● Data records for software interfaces
◇ ◇ ◇

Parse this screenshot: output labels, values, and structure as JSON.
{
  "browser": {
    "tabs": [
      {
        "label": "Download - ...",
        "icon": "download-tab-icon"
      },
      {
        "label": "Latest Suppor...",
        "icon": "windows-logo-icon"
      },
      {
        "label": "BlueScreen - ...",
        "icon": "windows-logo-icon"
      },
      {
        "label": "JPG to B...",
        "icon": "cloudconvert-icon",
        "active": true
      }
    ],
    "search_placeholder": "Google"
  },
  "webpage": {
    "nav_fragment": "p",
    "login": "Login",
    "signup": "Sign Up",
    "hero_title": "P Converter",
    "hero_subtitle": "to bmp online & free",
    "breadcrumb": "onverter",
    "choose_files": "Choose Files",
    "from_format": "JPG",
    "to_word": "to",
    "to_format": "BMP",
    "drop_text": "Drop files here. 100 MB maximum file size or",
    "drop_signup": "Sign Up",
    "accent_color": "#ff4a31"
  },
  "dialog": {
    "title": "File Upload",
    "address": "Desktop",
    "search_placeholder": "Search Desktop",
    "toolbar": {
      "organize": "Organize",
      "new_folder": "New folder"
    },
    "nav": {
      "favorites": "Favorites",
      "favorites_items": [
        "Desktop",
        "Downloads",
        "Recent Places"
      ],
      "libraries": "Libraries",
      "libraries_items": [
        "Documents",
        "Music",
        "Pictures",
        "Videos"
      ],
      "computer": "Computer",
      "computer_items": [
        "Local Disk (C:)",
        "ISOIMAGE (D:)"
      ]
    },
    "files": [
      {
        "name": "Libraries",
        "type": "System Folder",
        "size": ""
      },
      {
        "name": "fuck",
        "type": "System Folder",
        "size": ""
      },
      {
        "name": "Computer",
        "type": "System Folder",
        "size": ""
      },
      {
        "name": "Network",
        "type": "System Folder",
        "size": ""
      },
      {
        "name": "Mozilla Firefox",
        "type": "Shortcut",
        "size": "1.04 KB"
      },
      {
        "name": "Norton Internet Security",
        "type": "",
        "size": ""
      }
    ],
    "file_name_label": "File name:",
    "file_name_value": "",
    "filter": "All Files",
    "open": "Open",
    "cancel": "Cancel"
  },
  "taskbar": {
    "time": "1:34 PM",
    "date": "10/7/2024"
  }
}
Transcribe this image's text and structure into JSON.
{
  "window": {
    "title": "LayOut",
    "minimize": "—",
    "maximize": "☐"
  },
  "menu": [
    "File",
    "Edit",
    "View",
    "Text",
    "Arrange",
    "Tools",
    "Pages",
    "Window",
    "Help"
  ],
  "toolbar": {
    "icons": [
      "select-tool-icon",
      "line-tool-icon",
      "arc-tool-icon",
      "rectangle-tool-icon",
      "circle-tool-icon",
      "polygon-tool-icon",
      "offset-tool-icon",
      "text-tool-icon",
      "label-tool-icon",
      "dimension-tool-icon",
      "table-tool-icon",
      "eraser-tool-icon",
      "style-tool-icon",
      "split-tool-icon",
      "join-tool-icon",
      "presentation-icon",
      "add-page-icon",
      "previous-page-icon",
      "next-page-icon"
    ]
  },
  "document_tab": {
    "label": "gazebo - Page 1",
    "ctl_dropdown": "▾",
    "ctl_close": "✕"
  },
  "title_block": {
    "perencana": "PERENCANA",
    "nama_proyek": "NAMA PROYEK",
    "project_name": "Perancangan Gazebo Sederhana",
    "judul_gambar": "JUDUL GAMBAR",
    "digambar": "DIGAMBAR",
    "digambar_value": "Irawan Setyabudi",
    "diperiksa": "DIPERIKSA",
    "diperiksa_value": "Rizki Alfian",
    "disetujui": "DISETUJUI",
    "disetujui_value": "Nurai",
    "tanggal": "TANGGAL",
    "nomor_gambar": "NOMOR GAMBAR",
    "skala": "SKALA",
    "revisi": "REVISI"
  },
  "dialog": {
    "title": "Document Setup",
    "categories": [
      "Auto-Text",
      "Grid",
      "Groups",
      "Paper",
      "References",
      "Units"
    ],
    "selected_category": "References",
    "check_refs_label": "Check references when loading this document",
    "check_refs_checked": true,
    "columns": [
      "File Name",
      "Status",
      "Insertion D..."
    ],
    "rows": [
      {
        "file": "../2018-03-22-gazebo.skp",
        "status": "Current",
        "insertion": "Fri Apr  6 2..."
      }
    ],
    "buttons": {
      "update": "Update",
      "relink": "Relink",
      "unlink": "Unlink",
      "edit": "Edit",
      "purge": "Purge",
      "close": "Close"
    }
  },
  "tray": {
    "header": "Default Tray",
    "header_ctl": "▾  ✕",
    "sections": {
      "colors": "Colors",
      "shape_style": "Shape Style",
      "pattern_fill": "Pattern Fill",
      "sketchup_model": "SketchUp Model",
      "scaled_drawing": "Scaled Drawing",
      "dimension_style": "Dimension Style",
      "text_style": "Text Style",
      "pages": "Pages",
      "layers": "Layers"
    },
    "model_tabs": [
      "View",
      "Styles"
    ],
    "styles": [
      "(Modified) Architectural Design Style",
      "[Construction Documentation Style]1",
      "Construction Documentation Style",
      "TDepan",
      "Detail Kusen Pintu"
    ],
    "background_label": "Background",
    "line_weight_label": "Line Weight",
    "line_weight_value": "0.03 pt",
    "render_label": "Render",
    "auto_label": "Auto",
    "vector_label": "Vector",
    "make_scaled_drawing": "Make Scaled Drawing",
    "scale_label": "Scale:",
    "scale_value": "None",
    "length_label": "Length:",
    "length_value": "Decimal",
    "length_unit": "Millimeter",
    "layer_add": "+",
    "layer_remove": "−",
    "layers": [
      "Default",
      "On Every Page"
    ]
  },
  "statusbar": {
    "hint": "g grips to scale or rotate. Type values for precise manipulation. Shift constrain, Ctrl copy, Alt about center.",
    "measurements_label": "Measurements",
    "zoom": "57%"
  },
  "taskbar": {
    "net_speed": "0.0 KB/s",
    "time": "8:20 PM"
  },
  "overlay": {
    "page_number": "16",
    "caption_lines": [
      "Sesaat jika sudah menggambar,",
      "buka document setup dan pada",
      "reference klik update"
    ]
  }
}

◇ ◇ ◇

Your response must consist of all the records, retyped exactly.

● REPLY TO THE EXERCISE
Parse this screenshot: output labels, values, and structure as JSON.
{
  "browser": {
    "tabs": [
      {
        "label": "Download - ...",
        "icon": "download-tab-icon"
      },
      {
        "label": "Latest Suppor...",
        "icon": "windows-logo-icon"
      },
      {
        "label": "BlueScreen - ...",
        "icon": "windows-logo-icon"
      },
      {
        "label": "JPG to B...",
        "icon": "cloudconvert-icon",
        "active": true
      }
    ],
    "search_placeholder": "Google"
  },
  "webpage": {
    "nav_fragment": "p",
    "login": "Login",
    "signup": "Sign Up",
    "hero_title": "P Converter",
    "hero_subtitle": "to bmp online & free",
    "breadcrumb": "onverter",
    "choose_files": "Choose Files",
    "from_format": "JPG",
    "to_word": "to",
    "to_format": "BMP",
    "drop_text": "Drop files here. 100 MB maximum file size or",
    "drop_signup": "Sign Up",
    "accent_color": "#ff4a31"
  },
  "dialog": {
    "title": "File Upload",
    "address": "Desktop",
    "search_placeholder": "Search Desktop",
    "toolbar": {
      "organize": "Organize",
      "new_folder": "New folder"
    },
    "nav": {
      "favorites": "Favorites",
      "favorites_items": [
        "Desktop",
        "Downloads",
        "Recent Places"
      ],
      "libraries": "Libraries",
      "libraries_items": [
        "Documents",
        "Music",
        "Pictures",
        "Videos"
      ],
      "computer": "Computer",
      "computer_items": [
        "Local Disk (C:)",
        "ISOIMAGE (D:)"
      ]
    },
    "files": [
      {
        "name": "Libraries",
        "type": "System Folder",
        "size": ""
      },
      {
        "name": "fuck",
        "type": "System Folder",
        "size": ""
      },
      {
        "name": "Computer",
        "type": "System Folder",
        "size": ""
      },
      {
        "name": "Network",
        "type": "System Folder",
        "size": ""
      },
      {
        "name": "Mozilla Firefox",
        "type": "Shortcut",
        "size": "1.04 KB"
      },
      {
        "name": "Norton Internet Security",
        "type": "",
        "size": ""
      }
    ],
    "file_name_label": "File name:",
    "file_name_value": "",
    "filter": "All Files",
    "open": "Open",
    "cancel": "Cancel"
  },
  "taskbar": {
    "time": "1:34 PM",
    "date": "10/7/2024"
  }
}
Transcribe this image's text and structure into JSON.
{
  "window": {
    "title": "LayOut",
    "minimize": "—",
    "maximize": "☐"
  },
  "menu": [
    "File",
    "Edit",
    "View",
    "Text",
    "Arrange",
    "Tools",
    "Pages",
    "Window",
    "Help"
  ],
  "toolbar": {
    "icons": [
      "select-tool-icon",
      "line-tool-icon",
      "arc-tool-icon",
      "rectangle-tool-icon",
      "circle-tool-icon",
      "polygon-tool-icon",
      "offset-tool-icon",
      "text-tool-icon",
      "label-tool-icon",
      "dimension-tool-icon",
      "table-tool-icon",
      "eraser-tool-icon",
      "style-tool-icon",
      "split-tool-icon",
      "join-tool-icon",
      "presentation-icon",
      "add-page-icon",
      "previous-page-icon",
      "next-page-icon"
    ]
  },
  "document_tab": {
    "label": "gazebo - Page 1",
    "ctl_dropdown": "▾",
    "ctl_close": "✕"
  },
  "title_block": {
    "perencana": "PERENCANA",
    "nama_proyek": "NAMA PROYEK",
    "project_name": "Perancangan Gazebo Sederhana",
    "judul_gambar": "JUDUL GAMBAR",
    "digambar": "DIGAMBAR",
    "digambar_value": "Irawan Setyabudi",
    "diperiksa": "DIPERIKSA",
    "diperiksa_value": "Rizki Alfian",
    "disetujui": "DISETUJUI",
    "disetujui_value": "Nurai",
    "tanggal": "TANGGAL",
    "nomor_gambar": "NOMOR GAMBAR",
    "skala": "SKALA",
    "revisi": "REVISI"
  },
  "dialog": {
    "title": "Document Setup",
    "categories": [
      "Auto-Text",
      "Grid",
      "Groups",
      "Paper",
      "References",
      "Units"
    ],
    "selected_category": "References",
    "check_refs_label": "Check references when loading this document",
    "check_refs_checked": true,
    "columns": [
      "File Name",
      "Status",
      "Insertion D..."
    ],
    "rows": [
      {
        "file": "../2018-03-22-gazebo.skp",
        "status": "Current",
        "insertion": "Fri Apr  6 2..."
      }
    ],
    "buttons": {
      "update": "Update",
      "relink": "Relink",
      "unlink": "Unlink",
      "edit": "Edit",
      "purge": "Purge",
      "close": "Close"
    }
  },
  "tray": {
    "header": "Default Tray",
    "header_ctl": "▾  ✕",
    "sections": {
      "colors": "Colors",
      "shape_style": "Shape Style",
      "pattern_fill": "Pattern Fill",
      "sketchup_model": "SketchUp Model",
      "scaled_drawing": "Scaled Drawing",
      "dimension_style": "Dimension Style",
      "text_style": "Text Style",
      "pages": "Pages",
      "layers": "Layers"
    },
    "model_tabs": [
      "View",
      "Styles"
    ],
    "styles": [
      "(Modified) Architectural Design Style",
      "[Construction Documentation Style]1",
      "Construction Documentation Style",
      "TDepan",
      "Detail Kusen Pintu"
    ],
    "background_label": "Background",
    "line_weight_label": "Line Weight",
    "line_weight_value": "0.03 pt",
    "render_label": "Render",
    "auto_label": "Auto",
    "vector_label": "Vector",
    "make_scaled_drawing": "Make Scaled Drawing",
    "scale_label": "Scale:",
    "scale_value": "None",
    "length_label": "Length:",
    "length_value": "Decimal",
    "length_unit": "Millimeter",
    "layer_add": "+",
    "layer_remove": "−",
    "layers": [
      "Default",
      "On Every Page"
    ]
  },
  "statusbar": {
    "hint": "g grips to scale or rotate. Type values for precise manipulation. Shift constrain, Ctrl copy, Alt about center.",
    "measurements_label": "Measurements",
    "zoom": "57%"
  },
  "taskbar": {
    "net_speed": "0.0 KB/s",
    "time": "8:20 PM"
  },
  "overlay": {
    "page_number": "16",
    "caption_lines": [
      "Sesaat jika sudah menggambar,",
      "buka document setup dan pada",
      "reference klik update"
    ]
  }
}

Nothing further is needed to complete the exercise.